The State admits that it was not seeking Probst's weapon's conviction under an accomplice theory of liability. A specific unanimity instruction would have made it clear to the jurors that Probst's conviction for the weapon's violation did not follow automatically if the jurors concluded that Miller's shot had hit Walla.

[10] Prior to the rehearing en banc in this case, the parties were asked to consider how the trial court should have supplemented its instructions if the following question had appeared in a note from the Probst jury.

Six jurors believe that Probst shot Walla. Although those same jurors do not believe that Miller shot Walla, they do believe that Miller was justified in shooting at Walla.

The remaining six jurors do not believe that Probst shot Walla. Those jurors believe that Miller shot Walla without justification.

Have we reached a verdict on the assault charge?

All parties agreed that the jury would not have reached a verdict because the jury would not be unanimous with respect to the criminality of a single incident.

[11] The debate about principal and accomplice theories of criminal liability has continued for many years in this State and throughout the country. Under a prior statute, this Court held that an accessory was not a principal and that there could be no conviction of a defendant as an accessory upon an indictment as a principal. Schwartz v. State, Del.Supr., 185 A. 233, 234-36 (1936). That holding has been set aside by subsequent decisions of this Court and amendments to the statute. Johnson v. State, Del. Supr., 215 A.2d 247, 250 (1965); 11 Del.C. § 275. Section 275 currently reads:

(a) A person indicted for committing an offense may be convicted as an accomplice to another person guilty of committing the offense.

(b) A person indicted as an accomplice to an offense committed by another person may be convicted as a principal.

11 Del.C. § 275.

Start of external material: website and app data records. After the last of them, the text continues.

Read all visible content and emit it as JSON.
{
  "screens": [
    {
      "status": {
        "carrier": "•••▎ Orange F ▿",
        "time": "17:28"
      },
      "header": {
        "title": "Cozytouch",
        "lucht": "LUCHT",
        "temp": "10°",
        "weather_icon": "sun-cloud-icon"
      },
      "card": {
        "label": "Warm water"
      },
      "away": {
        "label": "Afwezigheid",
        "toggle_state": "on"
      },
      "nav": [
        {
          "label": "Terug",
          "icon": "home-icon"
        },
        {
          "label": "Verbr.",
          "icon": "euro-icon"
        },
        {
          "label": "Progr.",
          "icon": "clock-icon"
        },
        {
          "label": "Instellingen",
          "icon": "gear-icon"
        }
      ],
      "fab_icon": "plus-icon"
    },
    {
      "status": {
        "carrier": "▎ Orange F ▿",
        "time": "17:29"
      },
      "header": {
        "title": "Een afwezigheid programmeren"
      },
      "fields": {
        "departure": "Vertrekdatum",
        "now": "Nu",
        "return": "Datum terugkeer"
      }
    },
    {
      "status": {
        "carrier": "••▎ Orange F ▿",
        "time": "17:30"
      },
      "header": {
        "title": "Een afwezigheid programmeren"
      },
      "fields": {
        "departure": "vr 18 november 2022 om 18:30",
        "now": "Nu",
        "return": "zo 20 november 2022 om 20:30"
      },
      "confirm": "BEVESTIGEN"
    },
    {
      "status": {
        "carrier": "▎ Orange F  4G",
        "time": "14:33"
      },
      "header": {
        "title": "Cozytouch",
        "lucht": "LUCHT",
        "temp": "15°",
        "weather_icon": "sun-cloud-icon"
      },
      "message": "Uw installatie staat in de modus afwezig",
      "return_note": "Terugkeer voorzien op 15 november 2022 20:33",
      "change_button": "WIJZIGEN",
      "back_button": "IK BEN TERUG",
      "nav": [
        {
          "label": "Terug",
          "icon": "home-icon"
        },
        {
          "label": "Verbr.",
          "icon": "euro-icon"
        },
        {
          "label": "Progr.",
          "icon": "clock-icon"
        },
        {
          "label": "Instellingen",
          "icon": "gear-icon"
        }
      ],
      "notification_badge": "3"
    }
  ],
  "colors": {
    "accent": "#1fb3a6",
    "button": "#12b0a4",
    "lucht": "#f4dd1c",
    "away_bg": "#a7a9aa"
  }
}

[12] Therefore, in a case involving two people and a single incident, if the State cannot prove who actually caused the physical injury, it does not mean that both persons will escape criminal responsibility.